_DATA:_
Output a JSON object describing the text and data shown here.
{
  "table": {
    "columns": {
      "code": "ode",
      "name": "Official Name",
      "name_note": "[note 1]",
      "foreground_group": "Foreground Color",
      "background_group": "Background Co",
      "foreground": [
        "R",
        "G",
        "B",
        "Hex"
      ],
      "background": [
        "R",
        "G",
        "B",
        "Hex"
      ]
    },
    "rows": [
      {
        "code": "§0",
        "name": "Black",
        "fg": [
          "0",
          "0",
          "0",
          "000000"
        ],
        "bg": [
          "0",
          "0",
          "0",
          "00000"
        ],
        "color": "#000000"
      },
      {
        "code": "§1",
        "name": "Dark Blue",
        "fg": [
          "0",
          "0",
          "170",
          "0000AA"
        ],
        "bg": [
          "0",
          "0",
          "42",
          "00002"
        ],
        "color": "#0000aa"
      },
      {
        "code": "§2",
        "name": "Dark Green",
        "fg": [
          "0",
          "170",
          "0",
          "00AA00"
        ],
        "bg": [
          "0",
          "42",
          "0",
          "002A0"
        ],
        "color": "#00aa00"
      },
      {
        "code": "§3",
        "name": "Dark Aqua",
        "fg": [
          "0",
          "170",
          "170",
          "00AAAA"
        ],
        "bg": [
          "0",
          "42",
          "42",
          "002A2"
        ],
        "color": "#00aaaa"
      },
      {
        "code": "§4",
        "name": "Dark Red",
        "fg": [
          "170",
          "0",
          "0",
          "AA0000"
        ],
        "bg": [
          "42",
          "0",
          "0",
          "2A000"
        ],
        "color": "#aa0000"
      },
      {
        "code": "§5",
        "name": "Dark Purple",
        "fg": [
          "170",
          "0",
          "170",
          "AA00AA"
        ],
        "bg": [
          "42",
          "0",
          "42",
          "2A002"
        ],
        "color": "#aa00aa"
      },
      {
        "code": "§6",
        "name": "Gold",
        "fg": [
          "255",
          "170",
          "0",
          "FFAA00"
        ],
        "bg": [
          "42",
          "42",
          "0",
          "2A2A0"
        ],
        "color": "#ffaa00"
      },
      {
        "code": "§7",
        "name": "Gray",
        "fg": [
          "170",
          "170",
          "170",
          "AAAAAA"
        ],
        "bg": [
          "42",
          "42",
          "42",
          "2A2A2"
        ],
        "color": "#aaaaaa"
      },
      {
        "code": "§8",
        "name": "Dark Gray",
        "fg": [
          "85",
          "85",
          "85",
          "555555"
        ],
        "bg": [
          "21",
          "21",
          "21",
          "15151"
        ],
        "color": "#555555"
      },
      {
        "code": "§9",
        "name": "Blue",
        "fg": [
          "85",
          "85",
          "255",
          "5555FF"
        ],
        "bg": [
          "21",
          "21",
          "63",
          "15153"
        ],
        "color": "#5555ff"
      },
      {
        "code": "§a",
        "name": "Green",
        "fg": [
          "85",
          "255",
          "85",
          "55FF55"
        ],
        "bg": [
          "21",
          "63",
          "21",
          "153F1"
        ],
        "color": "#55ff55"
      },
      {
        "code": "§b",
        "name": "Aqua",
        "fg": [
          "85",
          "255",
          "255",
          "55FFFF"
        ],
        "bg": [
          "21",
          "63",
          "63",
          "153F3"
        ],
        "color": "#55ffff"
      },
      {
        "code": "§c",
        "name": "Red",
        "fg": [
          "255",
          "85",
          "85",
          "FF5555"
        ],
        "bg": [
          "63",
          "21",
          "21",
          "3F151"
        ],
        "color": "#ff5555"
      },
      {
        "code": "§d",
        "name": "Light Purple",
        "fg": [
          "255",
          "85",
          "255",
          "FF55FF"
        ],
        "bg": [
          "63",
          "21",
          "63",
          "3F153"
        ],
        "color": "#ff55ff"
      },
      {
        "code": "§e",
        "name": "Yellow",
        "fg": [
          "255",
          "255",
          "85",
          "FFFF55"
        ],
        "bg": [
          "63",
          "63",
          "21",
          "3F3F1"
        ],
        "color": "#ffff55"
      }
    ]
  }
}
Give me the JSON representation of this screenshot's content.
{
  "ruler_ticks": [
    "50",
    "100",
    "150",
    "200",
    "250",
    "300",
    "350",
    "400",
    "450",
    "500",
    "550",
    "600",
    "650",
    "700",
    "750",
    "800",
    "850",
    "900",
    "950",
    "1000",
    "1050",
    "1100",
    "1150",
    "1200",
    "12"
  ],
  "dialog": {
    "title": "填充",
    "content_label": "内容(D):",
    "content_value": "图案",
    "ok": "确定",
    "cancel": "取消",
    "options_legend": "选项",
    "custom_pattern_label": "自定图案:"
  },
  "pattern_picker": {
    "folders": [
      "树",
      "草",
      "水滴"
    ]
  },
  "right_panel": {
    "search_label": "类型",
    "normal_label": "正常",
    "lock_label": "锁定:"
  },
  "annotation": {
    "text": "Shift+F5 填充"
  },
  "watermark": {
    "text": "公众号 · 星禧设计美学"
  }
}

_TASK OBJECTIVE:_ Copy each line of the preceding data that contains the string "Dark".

_ANSWER SPACE:_
        "name": "Dark Blue",
        "name": "Dark Green",
        "name": "Dark Aqua",
        "name": "Dark Red",
        "name": "Dark Purple",
        "name": "Dark Gray",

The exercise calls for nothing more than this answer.